_Records shown:_
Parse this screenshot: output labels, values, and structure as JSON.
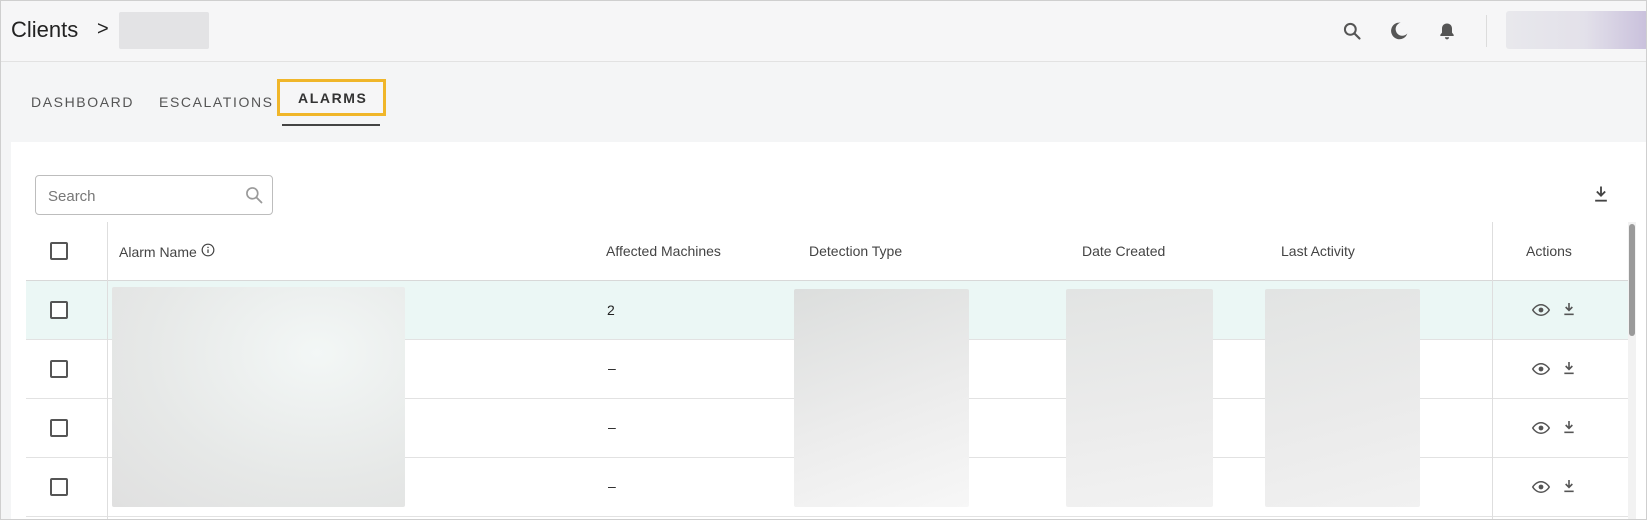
{
  "header": {
    "breadcrumb_root": "Clients",
    "breadcrumb_separator": ">",
    "icons": [
      "search-icon",
      "moon-icon",
      "bell-icon"
    ]
  },
  "tabs": [
    {
      "label": "DASHBOARD",
      "active": false
    },
    {
      "label": "ESCALATIONS",
      "active": false
    },
    {
      "label": "ALARMS",
      "active": true
    }
  ],
  "search": {
    "placeholder": "Search",
    "value": ""
  },
  "table": {
    "columns": [
      "Alarm Name",
      "Affected Machines",
      "Detection Type",
      "Date Created",
      "Last Activity",
      "Actions"
    ],
    "rows": [
      {
        "affected_machines": "2",
        "highlighted": true
      },
      {
        "affected_machines": "–",
        "highlighted": false
      },
      {
        "affected_machines": "–",
        "highlighted": false
      },
      {
        "affected_machines": "–",
        "highlighted": false
      }
    ],
    "row_actions": [
      "eye-icon",
      "download-icon"
    ]
  },
  "colors": {
    "accent_outline": "#f0b62a",
    "highlight_row": "#ebf7f5",
    "icon": "#555555"
  }
}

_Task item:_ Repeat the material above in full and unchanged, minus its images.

_Response:_
Parse this screenshot: output labels, values, and structure as JSON.
{
  "header": {
    "breadcrumb_root": "Clients",
    "breadcrumb_separator": ">",
    "icons": [
      "search-icon",
      "moon-icon",
      "bell-icon"
    ]
  },
  "tabs": [
    {
      "label": "DASHBOARD",
      "active": false
    },
    {
      "label": "ESCALATIONS",
      "active": false
    },
    {
      "label": "ALARMS",
      "active": true
    }
  ],
  "search": {
    "placeholder": "Search",
    "value": ""
  },
  "table": {
    "columns": [
      "Alarm Name",
      "Affected Machines",
      "Detection Type",
      "Date Created",
      "Last Activity",
      "Actions"
    ],
    "rows": [
      {
        "affected_machines": "2",
        "highlighted": true
      },
      {
        "affected_machines": "–",
        "highlighted": false
      },
      {
        "affected_machines": "–",
        "highlighted": false
      },
      {
        "affected_machines": "–",
        "highlighted": false
      }
    ],
    "row_actions": [
      "eye-icon",
      "download-icon"
    ]
  },
  "colors": {
    "accent_outline": "#f0b62a",
    "highlight_row": "#ebf7f5",
    "icon": "#555555"
  }
}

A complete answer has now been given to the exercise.